All posts tagged: World view

On Failure, Finding One’s Path and The Continuous Pursuit

It feels like ages ago today since a friend and I ventured into an experiment that lost us a lot of time, effort and capital. It was not a successful undertaking — we were naive, inexperienced, and suffice it to say, now older and wiser, there are a lot of things we would have done differently. For a few years I regretted the decision to go into the business, and subsequently, fail at it. But there is a lot of truth to this, though a cliche — that failure, I have found, helps shape you. Professionally, I wear many hats. I went to college for business, subsequently found myself in communications, graphic design, web, digital and marketing. I was speaking to a colleague a few weeks back who has just recently started an online business of her own, which led me to reveal to her my personal history down the path of entrepreneurship. In the few minutes we spoke about ideas for her venture, I realized that had I not tried — failing at it, …

When Life Hands You Polar Vortex

Our old friend winter is back, and it looks like we are getting the same sub-zero temperatures we experienced last year. Having originally come from a tropical country, I love winter. The first fall of a snow flake, everything covered in white — just beautiful. It is brutally cold, but it is an opportunity to find ways to keep warm. Hug and snuggle with a loved one. Gather friends and play in the snow. Put on lots of layers and take your dog out for a walk in a park you haven’t explored before, winter views are breathtaking. Make hot chocolate and write that book you have been meaning to write, or maybe read one from the best seller list, take that much needed time for yourself. Revel in the beauty of the winter, and in the promise of spring. Photos taken when my friends and I went snow tubing in Mountain Creek, NJ
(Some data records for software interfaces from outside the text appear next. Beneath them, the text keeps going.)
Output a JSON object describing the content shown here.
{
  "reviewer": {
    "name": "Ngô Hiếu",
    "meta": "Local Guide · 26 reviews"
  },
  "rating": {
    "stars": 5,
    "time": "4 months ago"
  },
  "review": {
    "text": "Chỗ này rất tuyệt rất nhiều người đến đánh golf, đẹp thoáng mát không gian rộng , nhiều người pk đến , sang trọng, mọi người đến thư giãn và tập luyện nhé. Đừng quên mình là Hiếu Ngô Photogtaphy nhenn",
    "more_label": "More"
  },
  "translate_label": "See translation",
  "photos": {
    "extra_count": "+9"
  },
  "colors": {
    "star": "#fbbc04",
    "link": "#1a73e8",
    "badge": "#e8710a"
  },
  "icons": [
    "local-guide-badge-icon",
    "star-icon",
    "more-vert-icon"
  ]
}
Looking Ahead to 2015

When I was a little girl, I used to get a lot of skinned knees from falling. I was not the most coordinated kid in the playground. Having grown up an only child, and my cousin not being born for another six years, I would play a lot of my own games with my aunts and uncles or on my own. Sometimes, in the company of neighbors a little older than me. I had a sheltered childhood where skinned knees, scratches and bruises were a norm for a child when she tries to run, or climb, because a child would not know her limitations, but then everyone comes to her aid right away. A bandaid, candy and a hug and everything’s fixed. During my 18th birthday, (in the Philippines, a girl’s 18th birthday is the equivalent of the United State’s sweet 16th) my mom, in her speech, told my guests that when I was a child, I used to fall a lot. She said, now I am all grown up. It was an anecdote that …
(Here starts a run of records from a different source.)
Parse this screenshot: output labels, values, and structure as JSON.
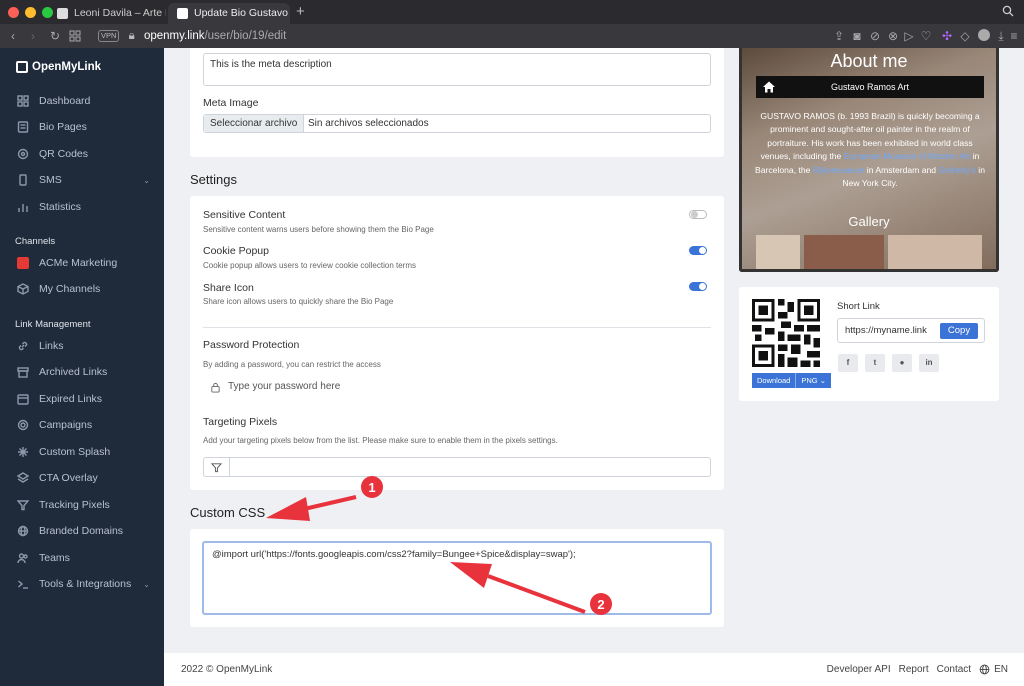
{
  "browser": {
    "tabs": [
      {
        "title": "Leoni Davila – Arte Leoni Davila",
        "active": false
      },
      {
        "title": "Update Bio Gustavo Ramos – O",
        "active": true
      }
    ],
    "vpn_label": "VPN",
    "url_host": "openmy.link",
    "url_path": "/user/bio/19/edit"
  },
  "sidebar": {
    "brand": "OpenMyLink",
    "items": [
      {
        "label": "Dashboard",
        "icon": "dashboard-icon"
      },
      {
        "label": "Bio Pages",
        "icon": "bio-pages-icon"
      },
      {
        "label": "QR Codes",
        "icon": "qr-icon"
      },
      {
        "label": "SMS",
        "icon": "phone-icon"
      },
      {
        "label": "Statistics",
        "icon": "chart-icon"
      }
    ],
    "channels_heading": "Channels",
    "channels": [
      {
        "label": "ACMe Marketing"
      },
      {
        "label": "My Channels"
      }
    ],
    "link_heading": "Link Management",
    "link_items": [
      {
        "label": "Links"
      },
      {
        "label": "Archived Links"
      },
      {
        "label": "Expired Links"
      },
      {
        "label": "Campaigns"
      },
      {
        "label": "Custom Splash"
      },
      {
        "label": "CTA Overlay"
      },
      {
        "label": "Tracking Pixels"
      },
      {
        "label": "Branded Domains"
      },
      {
        "label": "Teams"
      },
      {
        "label": "Tools & Integrations"
      }
    ]
  },
  "meta": {
    "description_value": "This is the meta description",
    "image_label": "Meta Image",
    "file_button": "Seleccionar archivo",
    "file_status": "Sin archivos seleccionados"
  },
  "settings": {
    "title": "Settings",
    "sensitive": {
      "label": "Sensitive Content",
      "help": "Sensitive content warns users before showing them the Bio Page",
      "on": false
    },
    "cookie": {
      "label": "Cookie Popup",
      "help": "Cookie popup allows users to review cookie collection terms",
      "on": true
    },
    "share": {
      "label": "Share Icon",
      "help": "Share icon allows users to quickly share the Bio Page",
      "on": true
    },
    "password": {
      "label": "Password Protection",
      "help": "By adding a password, you can restrict the access",
      "placeholder": "Type your password here"
    },
    "pixels": {
      "label": "Targeting Pixels",
      "help": "Add your targeting pixels below from the list. Please make sure to enable them in the pixels settings."
    }
  },
  "custom_css": {
    "title": "Custom CSS",
    "value": "@import url('https://fonts.googleapis.com/css2?family=Bungee+Spice&display=swap');"
  },
  "annotations": {
    "one": "1",
    "two": "2",
    "color": "#e8323c"
  },
  "preview": {
    "heading": "About me",
    "name": "Gustavo Ramos Art",
    "bio_1": "GUSTAVO RAMOS (b. 1993 Brazil) is quickly becoming a prominent and sought-after oil painter in the realm of portraiture. His work has been exhibited in world class venues, including the ",
    "bio_link_1": "European Museum of Modern Art",
    "bio_2": " in Barcelona, the ",
    "bio_link_2": "Rijksmuseum",
    "bio_3": " in Amsterdam and ",
    "bio_link_3": "Sotheby's",
    "bio_4": " in New York City.",
    "gallery": "Gallery"
  },
  "short_link": {
    "label": "Short Link",
    "value": "https://myname.link",
    "copy": "Copy",
    "download": "Download",
    "format": "PNG",
    "share_icons": [
      "facebook-icon",
      "twitter-icon",
      "reddit-icon",
      "linkedin-icon"
    ]
  },
  "footer": {
    "copyright": "2022 © OpenMyLink",
    "links": [
      "Developer API",
      "Report",
      "Contact"
    ],
    "lang": "EN"
  },
  "colors": {
    "accent": "#3b73d6",
    "sidebar": "#1f2a3a",
    "annotation": "#e8323c"
  }
}
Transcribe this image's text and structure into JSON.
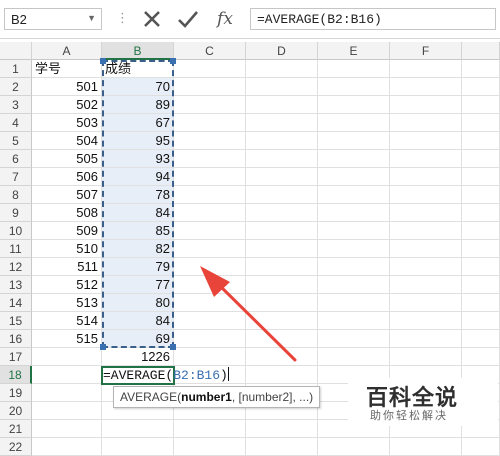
{
  "name_box": "B2",
  "formula_bar": {
    "formula": "=AVERAGE(B2:B16)"
  },
  "columns": [
    "A",
    "B",
    "C",
    "D",
    "E",
    "F"
  ],
  "rows": [
    "1",
    "2",
    "3",
    "4",
    "5",
    "6",
    "7",
    "8",
    "9",
    "10",
    "11",
    "12",
    "13",
    "14",
    "15",
    "16",
    "17",
    "18",
    "19",
    "20",
    "21",
    "22"
  ],
  "cells": {
    "A1": "学号",
    "B1": "成绩",
    "A": [
      "501",
      "502",
      "503",
      "504",
      "505",
      "506",
      "507",
      "508",
      "509",
      "510",
      "511",
      "512",
      "513",
      "514",
      "515"
    ],
    "B": [
      "70",
      "89",
      "67",
      "95",
      "93",
      "94",
      "78",
      "84",
      "85",
      "82",
      "79",
      "77",
      "80",
      "84",
      "69"
    ],
    "B17": "1226"
  },
  "editing_cell": {
    "prefix": "=AVERAGE(",
    "ref": "B2:B16",
    "suffix": ")"
  },
  "tooltip": {
    "func": "AVERAGE(",
    "arg1": "number1",
    "rest": ", [number2], ...)"
  },
  "watermark": {
    "title": "百科全说",
    "subtitle": "助你轻松解决"
  },
  "colors": {
    "selection_fill": "#e8eef8",
    "marquee": "#3a5f8a",
    "arrow": "#e8443a",
    "active_border": "#217346"
  }
}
It Was Still A Great Day After All

Travel opens one up to a multitude of experiences. The luckiest of us see the realities of life in the midst of our journeys, good and bad, and even in the most everyday and simplest of situations are confronted with truths about the world we live in. I am an idealist, and those stereotypes often heard in stories and read in books, are just that to me. Stories and history — after all, we have come a long way and are well into the most modern of times. Until we sat down to grab lunch at a restaurant in Marseilles, with tables of people being served their food, and a waiter comes over to our table and tells us that they are closed and no longer serving food when it was clear they were still taking other people’s orders. Why us? Was it that I am Asian? Was it because my boyfriend is American? Was it that we were together and from the States? Did they not like the way we looked, how we were …

What Socrates Must Have Meant
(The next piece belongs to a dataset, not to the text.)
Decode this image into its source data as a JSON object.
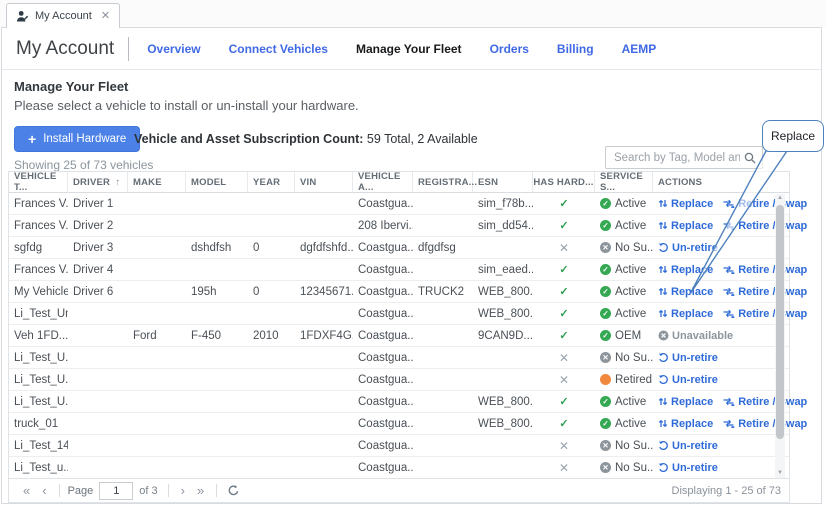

When I was younger, I went to a leadership seminar where the whole week was dedicated to “knowing thyself.” I thought then, still very na├»ve, that a week of introspection led me to the answer. Some of my contemporaries, even more naive, thought they already had the answer. A few years later in my 20’s, I realized that I did not fully know what I wanted to do, which direction I wanted to go, being introduced for the first time to the realities of failure and hard choices, hence questioning — perhaps I really did not know myself. It led to anxious self doubt, and yet each day I learned more and more and started to realize the person I was at 15 wasn’t the person I was at 20, and had grown leaps between 20 and 21. Today, I am learning that the idea of looking at oneself as a constant looks great on paper, but in reality is an illusion. Self reflection, looking at ourselves in a mirror or under a microscope, in …

On Leaving

As we watch a place get smaller from a window of a plane, or a train, a car, we leave our old selves behind. For no matter the reason and however long — a year to study abroad, a week or two exploring cities we haven’t been, whether it’s for work, family or friends — we come back a different person. We do not know this as we watch the distance increase between what we left behind and where we are going in the beautiful, cotton candy clouds seen from the plane window, or the farmlands whizzing by a super highway. But something different, when we come back, as the same scenes will have a different meaning.

Wednesday Sightings: Sunset in Istanbul

What do you see when you wake up? How about when your day is about to wind down? Have you had the chance to have been able to marvel at sunrises and sunsets half the world over? Aren’t these priceless, humbling experiences ones that diminish all the importance and effort we put on the insignificant, minute stresses of our everyday — and beauty, only beauty, comes into focus?   Photos taken of an Istanbul, Turkey, sunset from the Celebrity Constellation Cruise Ship, November 2013